Hong Kong’s ecological footprint per person is more than double the sustainable level, and the carbon component has increased approximately seven-fold since 1965 according to the first Ecological Footprint Report for Hong Kong, released late last year.
According to the report, Hong Kong residents require an area of land and sea greater than the size of 250 Hong Kongs to produce the natural resources it consumes, and to absorb the carbon dioxide it is responsible for emitting.
To reduce Hong Kong's ecological deficit, WWF is urging Hong Kong to put the concept of "Low Carbon Economy” into real action immediately and develop a comprehensive energy strategy.
"Hong Kong is fortunate in having financial resources to transform into a truly modern city where we can live well on a modest ecological footprint,” said Dr Andy Cornish, Director of Conservation WWF Hong Kong.
“In doing so, Hong Kong can lead by example, providing a sustainability blueprint for other cities in China and around the world. However, our current ecological footprint is far beyond the sustainable level. Hong Kong needs to reduce our footprint by increasing efficiency and reducing consumption.”
Hong Kong covers its significant ecological deficit mostly by importing natural resources from other nations. As resource demand around the world continues to grow and resources become increasingly scarce, the report suggests that Hong Kong’s dependency on imported resources poses considerable risk.
"Although small geographically, Hong Kong not only has significant resource demands, but it also has an over-proportional influence on the world," said Global Footprint Network Executive Director Mathis Wackernagel.
"In an era of increasingly limited resources, it will be in Hong Kong's self-interest to take its ecological balance sheet seriously and limit its resource dependence if it wants to stay prosperous and competitive."
The Hong Kong Ecological Footprint Report will be produced by WWF-Hong Kong every two years. "To move towards a more sustainable Hong Kong, we should reduce our footprint to a sustainable level,” said Dr Cornish.
“We already know where to start.
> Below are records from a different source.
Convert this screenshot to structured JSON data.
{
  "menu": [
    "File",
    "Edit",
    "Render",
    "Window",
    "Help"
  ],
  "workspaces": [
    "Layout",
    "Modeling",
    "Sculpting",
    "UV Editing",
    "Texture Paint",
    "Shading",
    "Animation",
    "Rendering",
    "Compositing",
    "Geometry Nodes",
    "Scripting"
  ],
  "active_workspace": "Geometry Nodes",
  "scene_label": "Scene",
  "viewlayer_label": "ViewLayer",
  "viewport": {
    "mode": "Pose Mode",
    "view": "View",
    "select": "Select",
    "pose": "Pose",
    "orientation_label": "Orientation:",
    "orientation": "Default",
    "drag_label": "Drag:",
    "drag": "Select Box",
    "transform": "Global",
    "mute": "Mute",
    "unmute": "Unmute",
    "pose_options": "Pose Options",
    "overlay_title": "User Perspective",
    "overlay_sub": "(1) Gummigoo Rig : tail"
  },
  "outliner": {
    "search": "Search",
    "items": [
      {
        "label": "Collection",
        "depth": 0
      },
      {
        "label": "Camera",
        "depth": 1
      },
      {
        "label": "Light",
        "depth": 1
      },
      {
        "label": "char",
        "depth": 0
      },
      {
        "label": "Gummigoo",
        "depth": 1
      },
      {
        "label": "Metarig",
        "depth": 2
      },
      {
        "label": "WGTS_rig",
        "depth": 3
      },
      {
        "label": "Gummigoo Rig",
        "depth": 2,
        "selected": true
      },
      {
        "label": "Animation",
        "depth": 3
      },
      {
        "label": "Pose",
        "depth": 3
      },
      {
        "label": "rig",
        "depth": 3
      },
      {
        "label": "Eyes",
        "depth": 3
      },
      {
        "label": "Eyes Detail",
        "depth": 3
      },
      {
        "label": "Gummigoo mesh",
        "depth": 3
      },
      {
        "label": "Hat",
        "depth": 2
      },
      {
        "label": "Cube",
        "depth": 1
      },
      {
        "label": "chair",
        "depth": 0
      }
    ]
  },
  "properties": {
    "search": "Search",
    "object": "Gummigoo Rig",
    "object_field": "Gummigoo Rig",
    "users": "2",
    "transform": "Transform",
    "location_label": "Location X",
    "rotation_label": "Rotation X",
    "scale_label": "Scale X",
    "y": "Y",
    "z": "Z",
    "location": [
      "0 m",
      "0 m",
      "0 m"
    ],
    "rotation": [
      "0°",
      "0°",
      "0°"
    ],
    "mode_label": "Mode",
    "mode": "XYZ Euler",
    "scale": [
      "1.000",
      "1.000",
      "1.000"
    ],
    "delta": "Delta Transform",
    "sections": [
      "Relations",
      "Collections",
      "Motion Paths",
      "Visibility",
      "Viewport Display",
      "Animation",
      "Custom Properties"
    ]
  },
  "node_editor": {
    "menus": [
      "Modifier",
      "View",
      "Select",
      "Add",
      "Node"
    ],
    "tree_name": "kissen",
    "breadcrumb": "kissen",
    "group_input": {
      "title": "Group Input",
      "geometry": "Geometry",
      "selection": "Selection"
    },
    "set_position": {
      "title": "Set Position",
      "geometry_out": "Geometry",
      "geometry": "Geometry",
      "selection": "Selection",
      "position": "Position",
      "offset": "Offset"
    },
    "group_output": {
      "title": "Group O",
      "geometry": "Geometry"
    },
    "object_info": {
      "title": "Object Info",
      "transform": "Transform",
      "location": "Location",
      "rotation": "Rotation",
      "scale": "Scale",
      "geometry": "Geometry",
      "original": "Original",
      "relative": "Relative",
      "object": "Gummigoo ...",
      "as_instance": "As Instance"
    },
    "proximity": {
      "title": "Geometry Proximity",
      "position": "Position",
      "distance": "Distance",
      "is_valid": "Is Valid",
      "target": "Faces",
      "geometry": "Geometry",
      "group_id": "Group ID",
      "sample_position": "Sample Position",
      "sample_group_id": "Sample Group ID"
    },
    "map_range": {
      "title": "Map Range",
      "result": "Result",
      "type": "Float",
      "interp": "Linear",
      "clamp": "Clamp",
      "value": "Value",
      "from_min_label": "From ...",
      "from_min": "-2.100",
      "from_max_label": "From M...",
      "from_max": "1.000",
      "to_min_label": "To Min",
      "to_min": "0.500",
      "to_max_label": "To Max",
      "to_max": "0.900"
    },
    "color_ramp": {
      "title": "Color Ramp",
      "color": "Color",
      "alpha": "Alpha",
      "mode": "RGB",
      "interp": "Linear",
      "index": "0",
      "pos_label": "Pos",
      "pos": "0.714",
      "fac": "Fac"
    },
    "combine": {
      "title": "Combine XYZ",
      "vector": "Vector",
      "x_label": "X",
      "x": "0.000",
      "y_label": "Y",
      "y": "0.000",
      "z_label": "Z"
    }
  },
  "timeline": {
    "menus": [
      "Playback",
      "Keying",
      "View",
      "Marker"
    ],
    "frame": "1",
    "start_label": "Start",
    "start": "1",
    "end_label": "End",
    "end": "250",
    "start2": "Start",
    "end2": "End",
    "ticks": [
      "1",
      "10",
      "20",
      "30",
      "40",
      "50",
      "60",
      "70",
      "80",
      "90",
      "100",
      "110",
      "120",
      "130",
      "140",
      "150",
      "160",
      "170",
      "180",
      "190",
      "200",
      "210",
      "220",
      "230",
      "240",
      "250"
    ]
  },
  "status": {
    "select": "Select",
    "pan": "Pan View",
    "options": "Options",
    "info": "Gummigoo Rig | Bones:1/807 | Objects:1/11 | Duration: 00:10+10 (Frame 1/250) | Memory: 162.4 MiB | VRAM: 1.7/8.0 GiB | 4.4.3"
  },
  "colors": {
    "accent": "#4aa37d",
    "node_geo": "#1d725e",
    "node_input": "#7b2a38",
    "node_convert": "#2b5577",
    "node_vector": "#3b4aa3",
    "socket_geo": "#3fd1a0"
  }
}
The biggest contributor to Hong Kong's footprint is the way in which we generate and use energy: carbon emissions make up 80 per cent of our overall footprint. Reducing carbon emissions is therefore essential to reducing Hong Kong's overall ecological overshoot.”